Start of Block
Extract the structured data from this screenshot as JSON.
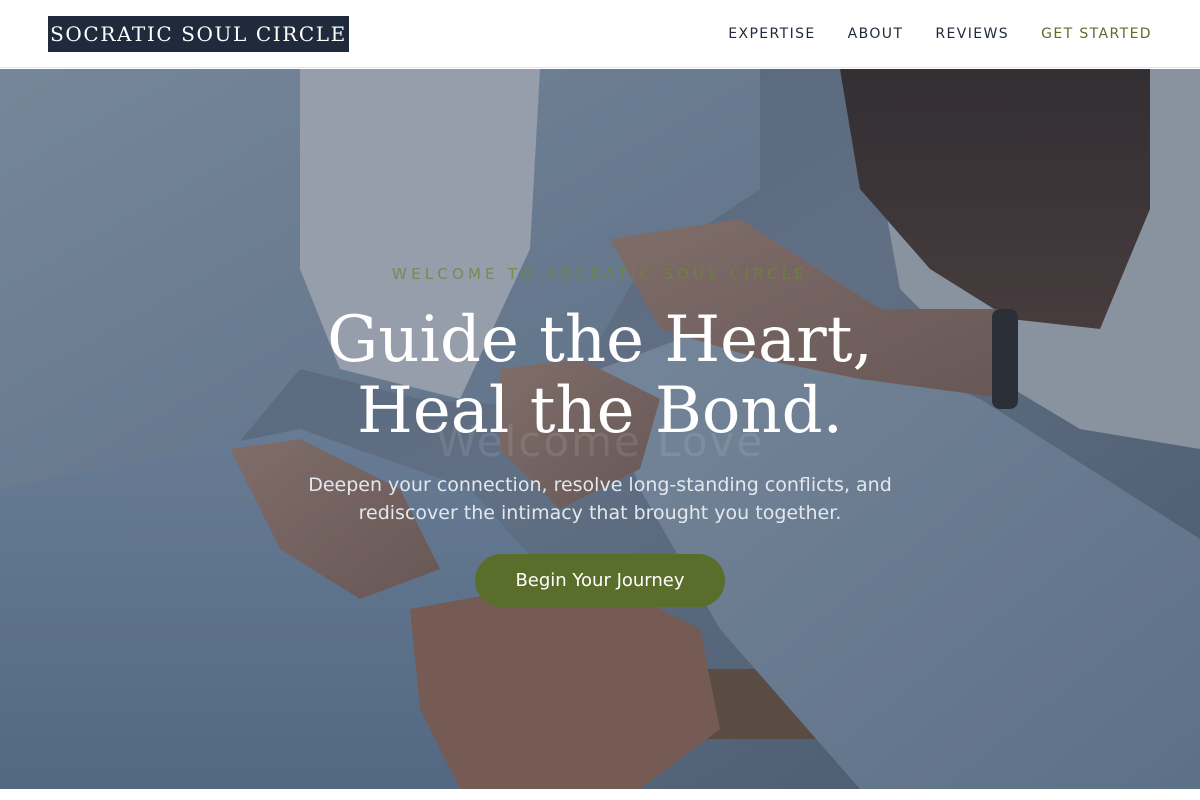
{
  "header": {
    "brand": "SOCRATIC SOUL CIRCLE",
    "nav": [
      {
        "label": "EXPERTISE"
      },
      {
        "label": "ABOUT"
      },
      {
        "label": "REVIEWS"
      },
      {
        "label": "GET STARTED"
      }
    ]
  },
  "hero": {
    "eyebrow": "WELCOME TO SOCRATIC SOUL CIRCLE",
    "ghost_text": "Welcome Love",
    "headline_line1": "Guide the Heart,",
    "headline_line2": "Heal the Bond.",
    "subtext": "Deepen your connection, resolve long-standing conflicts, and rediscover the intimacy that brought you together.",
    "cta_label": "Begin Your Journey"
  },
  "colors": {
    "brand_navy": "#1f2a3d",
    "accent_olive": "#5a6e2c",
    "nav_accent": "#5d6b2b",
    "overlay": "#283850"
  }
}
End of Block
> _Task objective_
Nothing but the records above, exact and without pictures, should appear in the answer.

> _Result_
Extract the structured data from this screenshot as JSON.
{
  "header": {
    "brand": "SOCRATIC SOUL CIRCLE",
    "nav": [
      {
        "label": "EXPERTISE"
      },
      {
        "label": "ABOUT"
      },
      {
        "label": "REVIEWS"
      },
      {
        "label": "GET STARTED"
      }
    ]
  },
  "hero": {
    "eyebrow": "WELCOME TO SOCRATIC SOUL CIRCLE",
    "ghost_text": "Welcome Love",
    "headline_line1": "Guide the Heart,",
    "headline_line2": "Heal the Bond.",
    "subtext": "Deepen your connection, resolve long-standing conflicts, and rediscover the intimacy that brought you together.",
    "cta_label": "Begin Your Journey"
  },
  "colors": {
    "brand_navy": "#1f2a3d",
    "accent_olive": "#5a6e2c",
    "nav_accent": "#5d6b2b",
    "overlay": "#283850"
  }
}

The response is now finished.